[YOUR OBJECTIVE]
Count every line in the data below where "Battery" occurs, then state that number and nothing more.

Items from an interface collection
═══
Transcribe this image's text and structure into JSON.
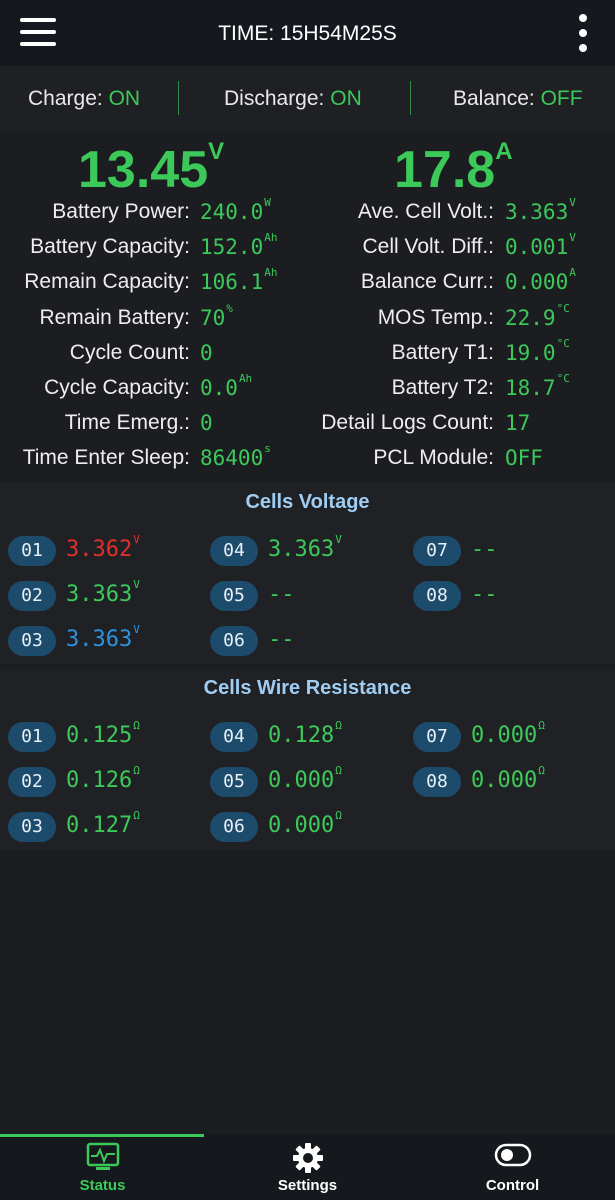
{
  "header": {
    "time": "TIME: 15H54M25S",
    "menu_icon": "hamburger-menu-icon",
    "more_icon": "more-vertical-icon"
  },
  "status": {
    "charge_label": "Charge:",
    "charge_value": "ON",
    "discharge_label": "Discharge:",
    "discharge_value": "ON",
    "balance_label": "Balance:",
    "balance_value": "OFF"
  },
  "summary": {
    "voltage": "13.45",
    "voltage_unit": "V",
    "current": "17.8",
    "current_unit": "A"
  },
  "left_info": [
    {
      "label": "Battery Power:",
      "value": "240.0",
      "unit": "W"
    },
    {
      "label": "Battery Capacity:",
      "value": "152.0",
      "unit": "Ah"
    },
    {
      "label": "Remain Capacity:",
      "value": "106.1",
      "unit": "Ah"
    },
    {
      "label": "Remain Battery:",
      "value": "70",
      "unit": "%"
    },
    {
      "label": "Cycle Count:",
      "value": "0",
      "unit": ""
    },
    {
      "label": "Cycle Capacity:",
      "value": "0.0",
      "unit": "Ah"
    },
    {
      "label": "Time Emerg.:",
      "value": "0",
      "unit": ""
    },
    {
      "label": "Time Enter Sleep:",
      "value": "86400",
      "unit": "s"
    }
  ],
  "right_info": [
    {
      "label": "Ave. Cell Volt.:",
      "value": "3.363",
      "unit": "V"
    },
    {
      "label": "Cell Volt. Diff.:",
      "value": "0.001",
      "unit": "V"
    },
    {
      "label": "Balance Curr.:",
      "value": "0.000",
      "unit": "A"
    },
    {
      "label": "MOS Temp.:",
      "value": "22.9",
      "unit": "°C"
    },
    {
      "label": "Battery T1:",
      "value": "19.0",
      "unit": "°C"
    },
    {
      "label": "Battery T2:",
      "value": "18.7",
      "unit": "°C"
    },
    {
      "label": "Detail Logs Count:",
      "value": "17",
      "unit": ""
    },
    {
      "label": "PCL Module:",
      "value": "OFF",
      "unit": ""
    }
  ],
  "cells_voltage": {
    "title": "Cells Voltage",
    "cells": [
      {
        "id": "01",
        "value": "3.362",
        "unit": "V",
        "color": "#e0302b"
      },
      {
        "id": "02",
        "value": "3.363",
        "unit": "V",
        "color": "#3cc95a"
      },
      {
        "id": "03",
        "value": "3.363",
        "unit": "V",
        "color": "#2d93dd"
      },
      {
        "id": "04",
        "value": "3.363",
        "unit": "V",
        "color": "#3cc95a"
      },
      {
        "id": "05",
        "value": "--",
        "unit": "",
        "color": "#3cc95a"
      },
      {
        "id": "06",
        "value": "--",
        "unit": "",
        "color": "#3cc95a"
      },
      {
        "id": "07",
        "value": "--",
        "unit": "",
        "color": "#3cc95a"
      },
      {
        "id": "08",
        "value": "--",
        "unit": "",
        "color": "#3cc95a"
      }
    ]
  },
  "cells_resistance": {
    "title": "Cells Wire Resistance",
    "cells": [
      {
        "id": "01",
        "value": "0.125",
        "unit": "Ω"
      },
      {
        "id": "02",
        "value": "0.126",
        "unit": "Ω"
      },
      {
        "id": "03",
        "value": "0.127",
        "unit": "Ω"
      },
      {
        "id": "04",
        "value": "0.128",
        "unit": "Ω"
      },
      {
        "id": "05",
        "value": "0.000",
        "unit": "Ω"
      },
      {
        "id": "06",
        "value": "0.000",
        "unit": "Ω"
      },
      {
        "id": "07",
        "value": "0.000",
        "unit": "Ω"
      },
      {
        "id": "08",
        "value": "0.000",
        "unit": "Ω"
      }
    ]
  },
  "nav": {
    "status_label": "Status",
    "settings_label": "Settings",
    "control_label": "Control",
    "active": "Status",
    "accent": "#3cc95a"
  }
}
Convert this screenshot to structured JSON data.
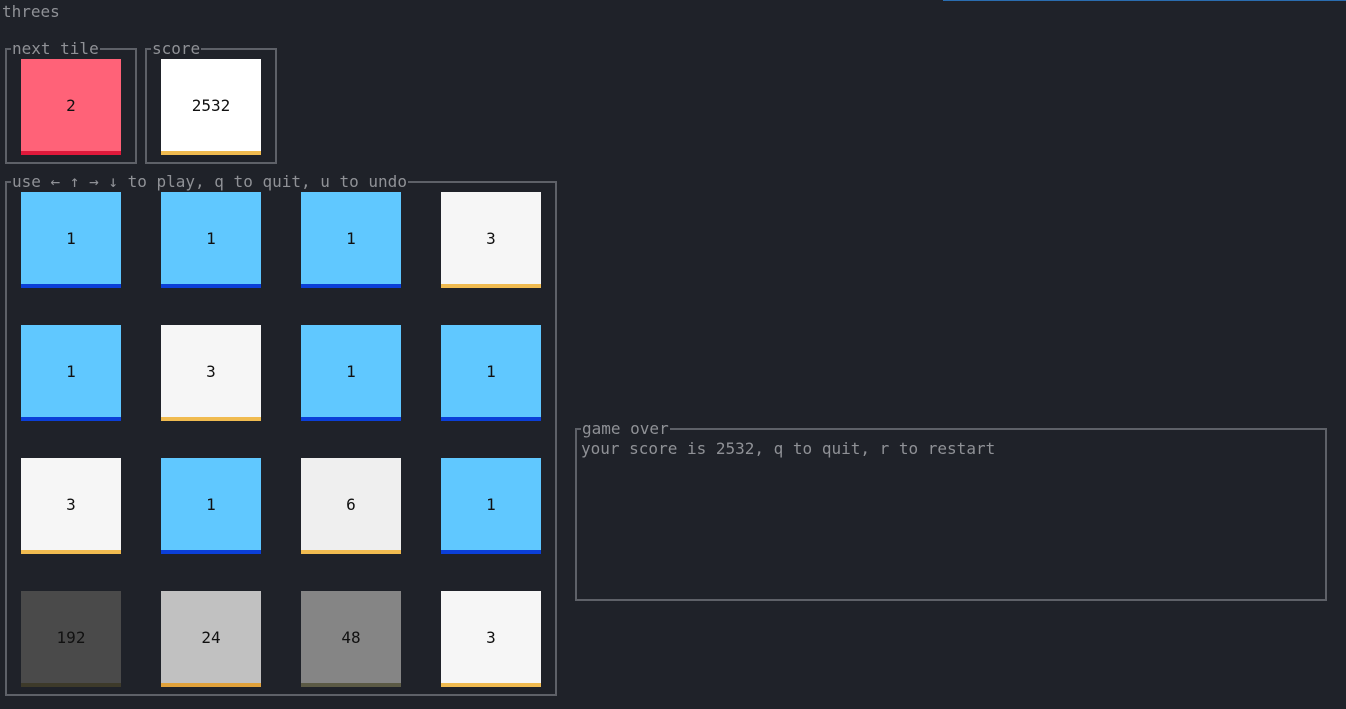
{
  "app": {
    "title": "threes"
  },
  "next_tile": {
    "legend": "next tile",
    "value": "2",
    "kind": "t-2"
  },
  "score": {
    "legend": "score",
    "value": "2532"
  },
  "board": {
    "legend": "use ← ↑ → ↓ to play, q to quit, u to undo",
    "rows": [
      [
        "1",
        "1",
        "1",
        "3"
      ],
      [
        "1",
        "3",
        "1",
        "1"
      ],
      [
        "3",
        "1",
        "6",
        "1"
      ],
      [
        "192",
        "24",
        "48",
        "3"
      ]
    ]
  },
  "game_over": {
    "legend": "game over",
    "message": "your score is 2532, q to quit, r to restart"
  },
  "colors": {
    "background": "#1f2229",
    "border": "#5e6168",
    "tile_1": "#60c8ff",
    "tile_2": "#ff6278",
    "tile_3": "#f6f6f6"
  }
}
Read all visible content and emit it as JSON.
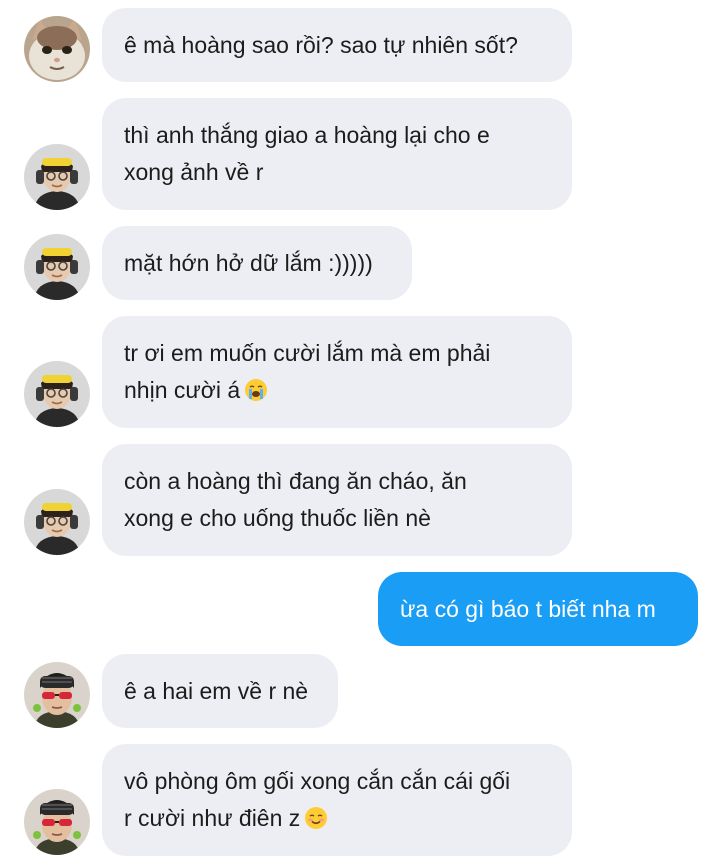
{
  "messages": [
    {
      "sender": "cat",
      "direction": "incoming",
      "lines": [
        "ê mà hoàng sao rồi? sao tự nhiên sốt?"
      ]
    },
    {
      "sender": "friend-headset",
      "direction": "incoming",
      "lines": [
        "thì anh thắng giao a hoàng lại cho e",
        "xong ảnh về r"
      ]
    },
    {
      "sender": "friend-headset",
      "direction": "incoming",
      "lines": [
        "mặt hớn hở dữ lắm :)))))"
      ]
    },
    {
      "sender": "friend-headset",
      "direction": "incoming",
      "lines": [
        "tr ơi em muốn cười lắm mà em phải",
        "nhịn cười á"
      ],
      "emoji": "loudly-crying-face-icon"
    },
    {
      "sender": "friend-headset",
      "direction": "incoming",
      "lines": [
        "còn a hoàng thì đang ăn cháo, ăn",
        "xong e cho uống thuốc liền nè"
      ]
    },
    {
      "sender": "me",
      "direction": "outgoing",
      "lines": [
        "ừa có gì báo t biết nha m"
      ]
    },
    {
      "sender": "friend-sunglasses",
      "direction": "incoming",
      "lines": [
        "ê a hai em về r nè"
      ]
    },
    {
      "sender": "friend-sunglasses",
      "direction": "incoming",
      "lines": [
        "vô phòng ôm gối xong cắn cắn cái gối",
        "r cười như điên z"
      ],
      "emoji": "smiling-face-icon"
    }
  ],
  "colors": {
    "incoming_bubble": "#eceef3",
    "outgoing_bubble": "#1a9df5",
    "incoming_text": "#1c1c1c",
    "outgoing_text": "#ffffff"
  }
}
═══
[SOLUTION FOR THIS PROBLEM]
5